▶ **Exercise goal**
A word-for-word reproduction of the data below is needed, with no pictures in it.

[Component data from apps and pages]

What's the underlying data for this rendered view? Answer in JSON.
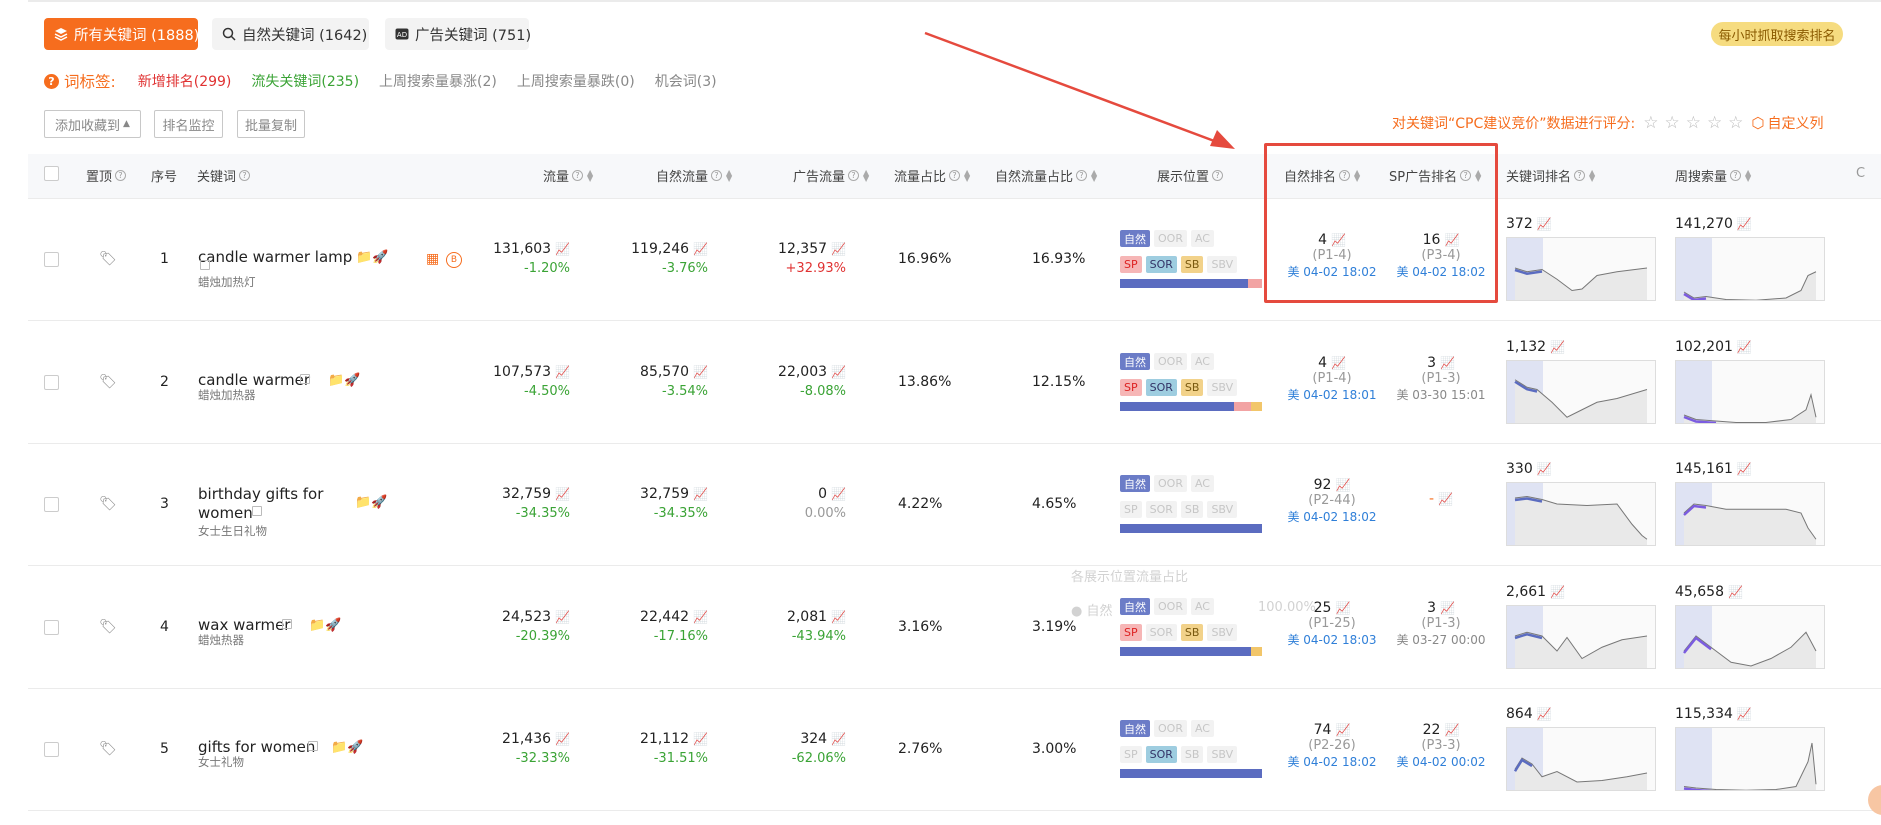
{
  "tabs": [
    {
      "label": "所有关键词 (1888)",
      "icon": "layers-icon"
    },
    {
      "label": "自然关键词 (1642)",
      "icon": "search-icon"
    },
    {
      "label": "广告关键词 (751)",
      "icon": "ad-icon"
    }
  ],
  "hourly_badge": "每小时抓取搜索排名",
  "tag_label": "词标签:",
  "tags": [
    {
      "label": "新增排名(299)",
      "color": "#e03232"
    },
    {
      "label": "流失关键词(235)",
      "color": "#3aa335"
    },
    {
      "label": "上周搜索量暴涨(2)",
      "color": "#888"
    },
    {
      "label": "上周搜索量暴跌(0)",
      "color": "#888"
    },
    {
      "label": "机会词(3)",
      "color": "#888"
    }
  ],
  "buttons": {
    "add_fav": "添加收藏到",
    "rank_monitor": "排名监控",
    "batch_copy": "批量复制"
  },
  "cpc_text": "对关键词“CPC建议竞价”数据进行评分:",
  "custom_col": "自定义列",
  "headers": {
    "top": "置顶",
    "index": "序号",
    "keyword": "关键词",
    "traffic": "流量",
    "natural_traffic": "自然流量",
    "ad_traffic": "广告流量",
    "traffic_share": "流量占比",
    "natural_share": "自然流量占比",
    "display": "展示位置",
    "natural_rank": "自然排名",
    "sp_rank": "SP广告排名",
    "kw_rank": "关键词排名",
    "weekly_search": "周搜索量"
  },
  "pills": {
    "nat": "自然",
    "oor": "OOR",
    "ac": "AC",
    "sp": "SP",
    "sor": "SOR",
    "sb": "SB",
    "sbv": "SBV"
  },
  "ghost": {
    "title": "各展示位置流量占比",
    "legend": "自然",
    "pct": "100.00%"
  },
  "rows": [
    {
      "idx": "1",
      "kw": "candle warmer lamp",
      "cn": "蜡烛加热灯",
      "traffic": "131,603",
      "traffic_chg": "-1.20%",
      "nat": "119,246",
      "nat_chg": "-3.76%",
      "ad": "12,357",
      "ad_chg": "+32.93%",
      "share": "16.96%",
      "nat_share": "16.93%",
      "nrank": "4",
      "nrank_sub": "(P1-4)",
      "nrank_time": "美 04-02 18:02",
      "sprank": "16",
      "sprank_sub": "(P3-4)",
      "sprank_time": "美 04-02 18:02",
      "kwrank": "372",
      "weekly": "141,270"
    },
    {
      "idx": "2",
      "kw": "candle warmer",
      "cn": "蜡烛加热器",
      "traffic": "107,573",
      "traffic_chg": "-4.50%",
      "nat": "85,570",
      "nat_chg": "-3.54%",
      "ad": "22,003",
      "ad_chg": "-8.08%",
      "share": "13.86%",
      "nat_share": "12.15%",
      "nrank": "4",
      "nrank_sub": "(P1-4)",
      "nrank_time": "美 04-02 18:01",
      "sprank": "3",
      "sprank_sub": "(P1-3)",
      "sprank_time": "美 03-30 15:01",
      "kwrank": "1,132",
      "weekly": "102,201"
    },
    {
      "idx": "3",
      "kw": "birthday gifts for",
      "kw2": "women",
      "cn": "女士生日礼物",
      "traffic": "32,759",
      "traffic_chg": "-34.35%",
      "nat": "32,759",
      "nat_chg": "-34.35%",
      "ad": "0",
      "ad_chg": "0.00%",
      "share": "4.22%",
      "nat_share": "4.65%",
      "nrank": "92",
      "nrank_sub": "(P2-44)",
      "nrank_time": "美 04-02 18:02",
      "sprank": "-",
      "sprank_sub": "",
      "sprank_time": "",
      "kwrank": "330",
      "weekly": "145,161"
    },
    {
      "idx": "4",
      "kw": "wax warmer",
      "cn": "蜡烛热器",
      "traffic": "24,523",
      "traffic_chg": "-20.39%",
      "nat": "22,442",
      "nat_chg": "-17.16%",
      "ad": "2,081",
      "ad_chg": "-43.94%",
      "share": "3.16%",
      "nat_share": "3.19%",
      "nrank": "25",
      "nrank_sub": "(P1-25)",
      "nrank_time": "美 04-02 18:03",
      "sprank": "3",
      "sprank_sub": "(P1-3)",
      "sprank_time": "美 03-27 00:00",
      "kwrank": "2,661",
      "weekly": "45,658"
    },
    {
      "idx": "5",
      "kw": "gifts for women",
      "cn": "女士礼物",
      "traffic": "21,436",
      "traffic_chg": "-32.33%",
      "nat": "21,112",
      "nat_chg": "-31.51%",
      "ad": "324",
      "ad_chg": "-62.06%",
      "share": "2.76%",
      "nat_share": "3.00%",
      "nrank": "74",
      "nrank_sub": "(P2-26)",
      "nrank_time": "美 04-02 18:02",
      "sprank": "22",
      "sprank_sub": "(P3-3)",
      "sprank_time": "美 04-02 00:02",
      "kwrank": "864",
      "weekly": "115,334"
    }
  ]
}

▶ **Answer to this exercise**
What's the underlying data for this rendered view? Answer in JSON.
{
  "tabs": [
    {
      "label": "所有关键词 (1888)",
      "icon": "layers-icon"
    },
    {
      "label": "自然关键词 (1642)",
      "icon": "search-icon"
    },
    {
      "label": "广告关键词 (751)",
      "icon": "ad-icon"
    }
  ],
  "hourly_badge": "每小时抓取搜索排名",
  "tag_label": "词标签:",
  "tags": [
    {
      "label": "新增排名(299)",
      "color": "#e03232"
    },
    {
      "label": "流失关键词(235)",
      "color": "#3aa335"
    },
    {
      "label": "上周搜索量暴涨(2)",
      "color": "#888"
    },
    {
      "label": "上周搜索量暴跌(0)",
      "color": "#888"
    },
    {
      "label": "机会词(3)",
      "color": "#888"
    }
  ],
  "buttons": {
    "add_fav": "添加收藏到",
    "rank_monitor": "排名监控",
    "batch_copy": "批量复制"
  },
  "cpc_text": "对关键词“CPC建议竞价”数据进行评分:",
  "custom_col": "自定义列",
  "headers": {
    "top": "置顶",
    "index": "序号",
    "keyword": "关键词",
    "traffic": "流量",
    "natural_traffic": "自然流量",
    "ad_traffic": "广告流量",
    "traffic_share": "流量占比",
    "natural_share": "自然流量占比",
    "display": "展示位置",
    "natural_rank": "自然排名",
    "sp_rank": "SP广告排名",
    "kw_rank": "关键词排名",
    "weekly_search": "周搜索量"
  },
  "pills": {
    "nat": "自然",
    "oor": "OOR",
    "ac": "AC",
    "sp": "SP",
    "sor": "SOR",
    "sb": "SB",
    "sbv": "SBV"
  },
  "ghost": {
    "title": "各展示位置流量占比",
    "legend": "自然",
    "pct": "100.00%"
  },
  "rows": [
    {
      "idx": "1",
      "kw": "candle warmer lamp",
      "cn": "蜡烛加热灯",
      "traffic": "131,603",
      "traffic_chg": "-1.20%",
      "nat": "119,246",
      "nat_chg": "-3.76%",
      "ad": "12,357",
      "ad_chg": "+32.93%",
      "share": "16.96%",
      "nat_share": "16.93%",
      "nrank": "4",
      "nrank_sub": "(P1-4)",
      "nrank_time": "美 04-02 18:02",
      "sprank": "16",
      "sprank_sub": "(P3-4)",
      "sprank_time": "美 04-02 18:02",
      "kwrank": "372",
      "weekly": "141,270"
    },
    {
      "idx": "2",
      "kw": "candle warmer",
      "cn": "蜡烛加热器",
      "traffic": "107,573",
      "traffic_chg": "-4.50%",
      "nat": "85,570",
      "nat_chg": "-3.54%",
      "ad": "22,003",
      "ad_chg": "-8.08%",
      "share": "13.86%",
      "nat_share": "12.15%",
      "nrank": "4",
      "nrank_sub": "(P1-4)",
      "nrank_time": "美 04-02 18:01",
      "sprank": "3",
      "sprank_sub": "(P1-3)",
      "sprank_time": "美 03-30 15:01",
      "kwrank": "1,132",
      "weekly": "102,201"
    },
    {
      "idx": "3",
      "kw": "birthday gifts for",
      "kw2": "women",
      "cn": "女士生日礼物",
      "traffic": "32,759",
      "traffic_chg": "-34.35%",
      "nat": "32,759",
      "nat_chg": "-34.35%",
      "ad": "0",
      "ad_chg": "0.00%",
      "share": "4.22%",
      "nat_share": "4.65%",
      "nrank": "92",
      "nrank_sub": "(P2-44)",
      "nrank_time": "美 04-02 18:02",
      "sprank": "-",
      "sprank_sub": "",
      "sprank_time": "",
      "kwrank": "330",
      "weekly": "145,161"
    },
    {
      "idx": "4",
      "kw": "wax warmer",
      "cn": "蜡烛热器",
      "traffic": "24,523",
      "traffic_chg": "-20.39%",
      "nat": "22,442",
      "nat_chg": "-17.16%",
      "ad": "2,081",
      "ad_chg": "-43.94%",
      "share": "3.16%",
      "nat_share": "3.19%",
      "nrank": "25",
      "nrank_sub": "(P1-25)",
      "nrank_time": "美 04-02 18:03",
      "sprank": "3",
      "sprank_sub": "(P1-3)",
      "sprank_time": "美 03-27 00:00",
      "kwrank": "2,661",
      "weekly": "45,658"
    },
    {
      "idx": "5",
      "kw": "gifts for women",
      "cn": "女士礼物",
      "traffic": "21,436",
      "traffic_chg": "-32.33%",
      "nat": "21,112",
      "nat_chg": "-31.51%",
      "ad": "324",
      "ad_chg": "-62.06%",
      "share": "2.76%",
      "nat_share": "3.00%",
      "nrank": "74",
      "nrank_sub": "(P2-26)",
      "nrank_time": "美 04-02 18:02",
      "sprank": "22",
      "sprank_sub": "(P3-3)",
      "sprank_time": "美 04-02 00:02",
      "kwrank": "864",
      "weekly": "115,334"
    }
  ]
}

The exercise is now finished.